* **Task statement**: Reproduce the full listing that follows, matching it exactly.

* **Entries shown**:
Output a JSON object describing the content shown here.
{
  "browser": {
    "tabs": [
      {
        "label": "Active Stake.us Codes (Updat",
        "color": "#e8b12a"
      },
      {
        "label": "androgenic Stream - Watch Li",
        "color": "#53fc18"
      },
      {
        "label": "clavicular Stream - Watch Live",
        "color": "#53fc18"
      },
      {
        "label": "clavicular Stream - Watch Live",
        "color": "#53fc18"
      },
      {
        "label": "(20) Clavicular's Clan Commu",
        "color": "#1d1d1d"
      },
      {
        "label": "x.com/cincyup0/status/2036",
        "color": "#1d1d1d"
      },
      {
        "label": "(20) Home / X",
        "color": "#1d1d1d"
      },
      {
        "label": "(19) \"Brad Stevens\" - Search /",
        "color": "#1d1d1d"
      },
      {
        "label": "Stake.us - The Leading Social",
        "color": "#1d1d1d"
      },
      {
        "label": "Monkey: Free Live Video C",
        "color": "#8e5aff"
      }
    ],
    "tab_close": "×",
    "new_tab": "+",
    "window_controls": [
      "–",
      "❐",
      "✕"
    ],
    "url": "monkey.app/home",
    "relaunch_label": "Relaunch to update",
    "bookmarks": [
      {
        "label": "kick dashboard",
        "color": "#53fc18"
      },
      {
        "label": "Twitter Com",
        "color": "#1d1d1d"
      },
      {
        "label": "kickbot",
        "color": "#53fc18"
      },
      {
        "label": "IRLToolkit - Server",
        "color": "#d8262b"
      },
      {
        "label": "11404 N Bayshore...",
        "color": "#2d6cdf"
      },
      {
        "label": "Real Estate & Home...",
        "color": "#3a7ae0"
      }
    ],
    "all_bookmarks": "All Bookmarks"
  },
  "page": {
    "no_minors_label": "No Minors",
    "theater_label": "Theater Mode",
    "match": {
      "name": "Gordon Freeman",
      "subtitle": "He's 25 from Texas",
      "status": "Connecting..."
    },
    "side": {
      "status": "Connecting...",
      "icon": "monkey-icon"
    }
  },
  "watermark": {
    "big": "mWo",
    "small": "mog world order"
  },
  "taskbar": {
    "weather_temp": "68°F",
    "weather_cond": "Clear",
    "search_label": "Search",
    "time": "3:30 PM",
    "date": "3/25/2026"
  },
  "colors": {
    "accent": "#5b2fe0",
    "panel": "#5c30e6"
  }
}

* **Solved exercise**:
Output a JSON object describing the content shown here.
{
  "browser": {
    "tabs": [
      {
        "label": "Active Stake.us Codes (Updat",
        "color": "#e8b12a"
      },
      {
        "label": "androgenic Stream - Watch Li",
        "color": "#53fc18"
      },
      {
        "label": "clavicular Stream - Watch Live",
        "color": "#53fc18"
      },
      {
        "label": "clavicular Stream - Watch Live",
        "color": "#53fc18"
      },
      {
        "label": "(20) Clavicular's Clan Commu",
        "color": "#1d1d1d"
      },
      {
        "label": "x.com/cincyup0/status/2036",
        "color": "#1d1d1d"
      },
      {
        "label": "(20) Home / X",
        "color": "#1d1d1d"
      },
      {
        "label": "(19) \"Brad Stevens\" - Search /",
        "color": "#1d1d1d"
      },
      {
        "label": "Stake.us - The Leading Social",
        "color": "#1d1d1d"
      },
      {
        "label": "Monkey: Free Live Video C",
        "color": "#8e5aff"
      }
    ],
    "tab_close": "×",
    "new_tab": "+",
    "window_controls": [
      "–",
      "❐",
      "✕"
    ],
    "url": "monkey.app/home",
    "relaunch_label": "Relaunch to update",
    "bookmarks": [
      {
        "label": "kick dashboard",
        "color": "#53fc18"
      },
      {
        "label": "Twitter Com",
        "color": "#1d1d1d"
      },
      {
        "label": "kickbot",
        "color": "#53fc18"
      },
      {
        "label": "IRLToolkit - Server",
        "color": "#d8262b"
      },
      {
        "label": "11404 N Bayshore...",
        "color": "#2d6cdf"
      },
      {
        "label": "Real Estate & Home...",
        "color": "#3a7ae0"
      }
    ],
    "all_bookmarks": "All Bookmarks"
  },
  "page": {
    "no_minors_label": "No Minors",
    "theater_label": "Theater Mode",
    "match": {
      "name": "Gordon Freeman",
      "subtitle": "He's 25 from Texas",
      "status": "Connecting..."
    },
    "side": {
      "status": "Connecting...",
      "icon": "monkey-icon"
    }
  },
  "watermark": {
    "big": "mWo",
    "small": "mog world order"
  },
  "taskbar": {
    "weather_temp": "68°F",
    "weather_cond": "Clear",
    "search_label": "Search",
    "time": "3:30 PM",
    "date": "3/25/2026"
  },
  "colors": {
    "accent": "#5b2fe0",
    "panel": "#5c30e6"
  }
}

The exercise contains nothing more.